◆ PROBLEM TO SOLVE ◆
Wherever the word "Region" appears in the entries, copy the whole line.

Records excerpted from a collection:
=====
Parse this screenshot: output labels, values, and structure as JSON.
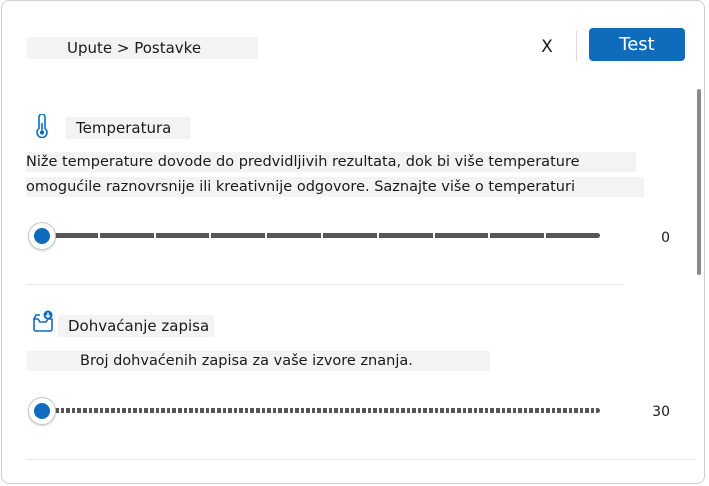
{
  "header": {
    "breadcrumb": "Upute > Postavke",
    "close_label": "X",
    "test_label": "Test"
  },
  "temperature": {
    "icon": "thermometer-icon",
    "title": "Temperatura",
    "desc_line1": "Niže temperature dovode do predvidljivih rezultata, dok bi više temperature",
    "desc_line2": "omogućile raznovrsnije ili kreativnije odgovore. Saznajte više o temperaturi",
    "value": "0",
    "slider_fraction": 0
  },
  "retrieval": {
    "icon": "document-download-icon",
    "title": "Dohvaćanje zapisa",
    "desc": "Broj dohvaćenih zapisa za vaše izvore znanja.",
    "value": "30",
    "slider_fraction": 0
  },
  "colors": {
    "accent": "#0f6cbd",
    "track": "#555555",
    "label_bg": "#f3f3f3"
  }
}
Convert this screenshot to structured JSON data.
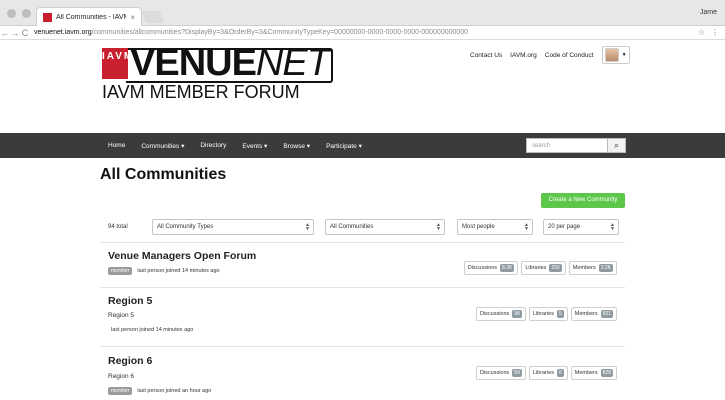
{
  "browser": {
    "tab_title": "All Communities - IAVM | Ven",
    "tab_close": "×",
    "user": "Jame",
    "url_host": "venuenet.iavm.org",
    "url_path": "/communities/allcommunities?DisplayBy=3&OrderBy=3&CommunityTypeKey=00000000-0000-0000-0000-000000000000",
    "back": "←",
    "forward": "→",
    "reload": "C",
    "star": "☆",
    "menu": "⋮"
  },
  "header": {
    "logo_iavm": "IAVM",
    "logo_venue": "VENUE",
    "logo_net": "NET",
    "logo_forum": "IAVM MEMBER FORUM",
    "links": [
      "Contact Us",
      "IAVM.org",
      "Code of Conduct"
    ]
  },
  "nav": {
    "items": [
      "Home",
      "Communities ▾",
      "Directory",
      "Events ▾",
      "Browse ▾",
      "Participate ▾"
    ],
    "search_placeholder": "search",
    "search_icon": "⌕"
  },
  "page": {
    "title": "All Communities",
    "create_button": "Create a New Community",
    "total": "94 total",
    "filters": {
      "types": "All Community Types",
      "communities": "All Communities",
      "sort": "Most people",
      "per_page": "20 per page"
    }
  },
  "communities": [
    {
      "title": "Venue Managers Open Forum",
      "subtitle": "",
      "badge": "member",
      "activity": "last person joined 14 minutes ago",
      "stats": [
        {
          "label": "Discussions",
          "value": "8.2K"
        },
        {
          "label": "Libraries",
          "value": "250"
        },
        {
          "label": "Members",
          "value": "3.2K"
        }
      ]
    },
    {
      "title": "Region 5",
      "subtitle": "Region 5",
      "badge": "",
      "activity": "last person joined 14 minutes ago",
      "stats": [
        {
          "label": "Discussions",
          "value": "98"
        },
        {
          "label": "Libraries",
          "value": "5"
        },
        {
          "label": "Members",
          "value": "921"
        }
      ]
    },
    {
      "title": "Region 6",
      "subtitle": "Region 6",
      "badge": "member",
      "activity": "last person joined an hour ago",
      "stats": [
        {
          "label": "Discussions",
          "value": "59"
        },
        {
          "label": "Libraries",
          "value": "6"
        },
        {
          "label": "Members",
          "value": "828"
        }
      ]
    }
  ]
}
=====
◆ WRITTEN REPLY ◆
      "title": "Region 5",
      "subtitle": "Region 5",
      "title": "Region 6",
      "subtitle": "Region 6",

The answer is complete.